Web based open source projects are built on the back of P languages

Now I could write something about this, but I like lists.  So here is a brief off the cuff list of what open source projects use P languages:

  1. MediaWiki (PHP)
  2. WordPress (PHP)
  3. Bugzilla (Perl)
  4. Drupal (PHP)
  5. Plone (Python)
  6. Moodle (PHP)
  7. AWStats (Perl)
  8. MovableType (PHP and Perl)
  9. Subversion (Python and C)
  10. Trac (Python)

Now, I’m not going to argue the merits of how good each of these piece of software are. Again that’s not my point.  But they are popular whether you like it or not.  And to just dismiss them would be foolish.

The cloud exists to make technology easier for the masses

Google Docs makes it easier to get to files you need to edit.  Heroku makes it easier to deploy Ruby on Rails apps.  Amazon EC2 makes it easier for you to deploy a server.  The fall out of the cloud is that technology suddenly becomes much easier to create and deploy.

So what happens when my mom wants to write her own blog.  Well, most likely she heads over to WordPress.com and creates a blog for herself.  And if she needs a little more, then she signs up for the WordPress Premium services.  But what if I want my own blog.  Well right now I have my friend hosting my stuff.  But what if I want it hosted elsewhere and I don’t want to maintain servers (since I do that all day long).  My only option right now is to do what my mom is doing, but the reality is, that’s not what I want.  I want something like Heroku but for PHP.  And if I had it, I could install any of the PHP applications listed above.

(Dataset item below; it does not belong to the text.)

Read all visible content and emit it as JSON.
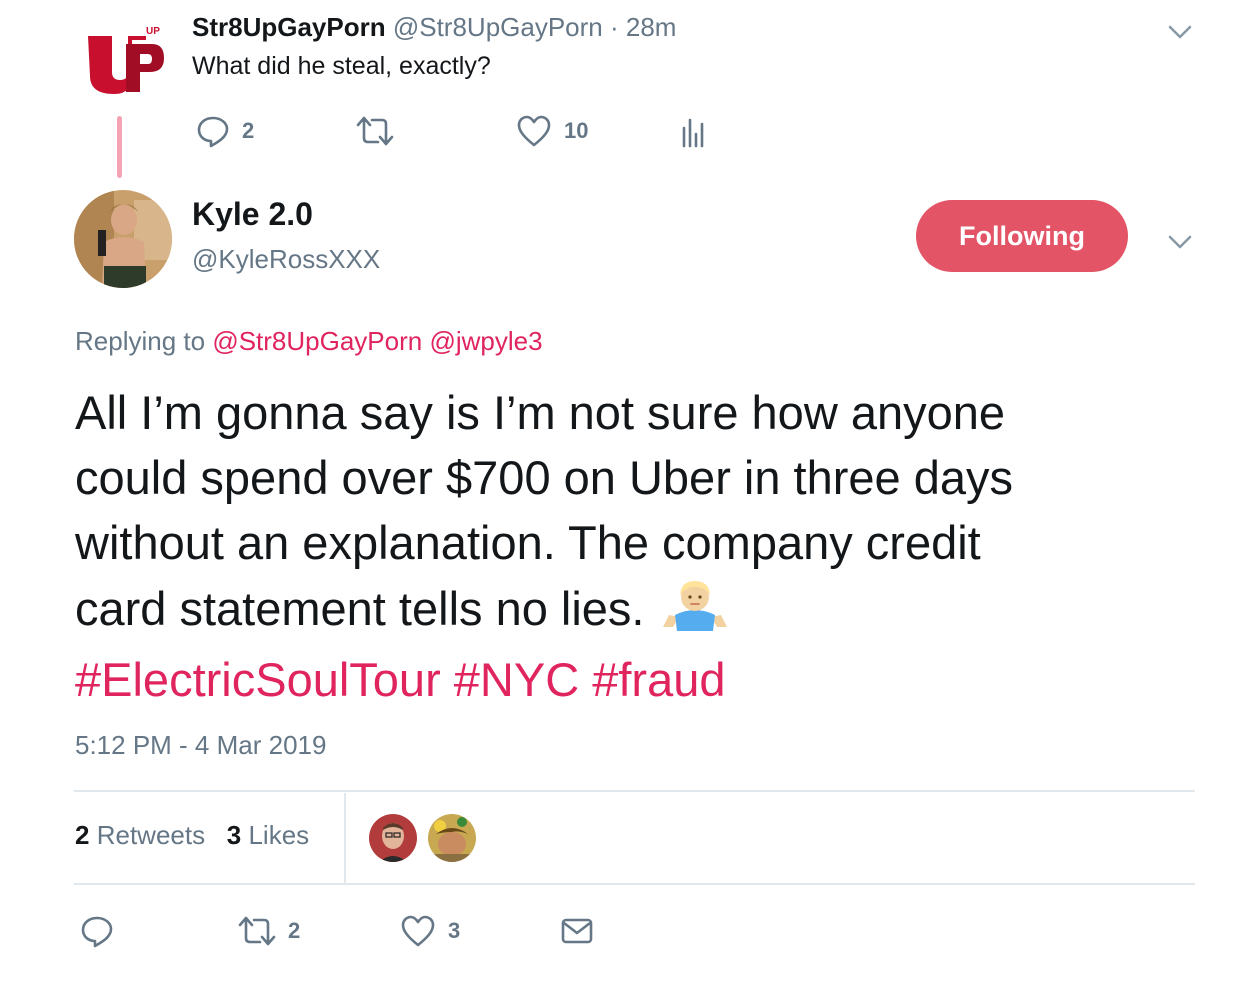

And I think this conversation is very pertinent given that Google just announced its open source learning management system written in Python and intended to be deployed in Google App Engine.  This could potentially be a big blow to Moodle who doesn’t have a cloud to turn to.


So yes a PHP based cloud does matter.  And yes it should be built because there are lots of people clamoring to use it (or who have already figured out a way).

And yes this blog post could be more coherent.


One Response to “Who wants a PHP Cloud? Users of OSS that’s who.”

  1. MJ Suhonos

    I don’t think the “open sourceness” of the cloud platform is necessarily important (though obviously it’s a nice-to-have), but I can definitely see a strong need/desire for a (LA)MP cloud service — the L and A being abstracted below the surface.

    The main case I can see for, eg. cloud-hosted PHP is the ability to scale, which isn’t an option for DIY setups or even many premium services. Deploying one server is a nuisance, but what if I need to deploy more horizontally as, say, my custom PHP app grows in traffic?

    Of course, the main critique that the PHP naysayers will raise about this (and I’m a PHP programmer) is that it was never designed to scale this way, and more critically, PHP has all kinds of built-in insecurities that make deploying it in a cloud environment risky for the service operator. I think both are valid.

    To date, the best approach I’ve seen is Caucho’s Quercus project (http://quercus.caucho.com/): a Java implementation of PHP5, so you can just deploy PHP in any cloud service that supports Java, including Google AppEngine. It seems a bit
    like a Matryoshka doll, and is sure to offend both PHP and Java purists, but is an interesting way to tackle the problem.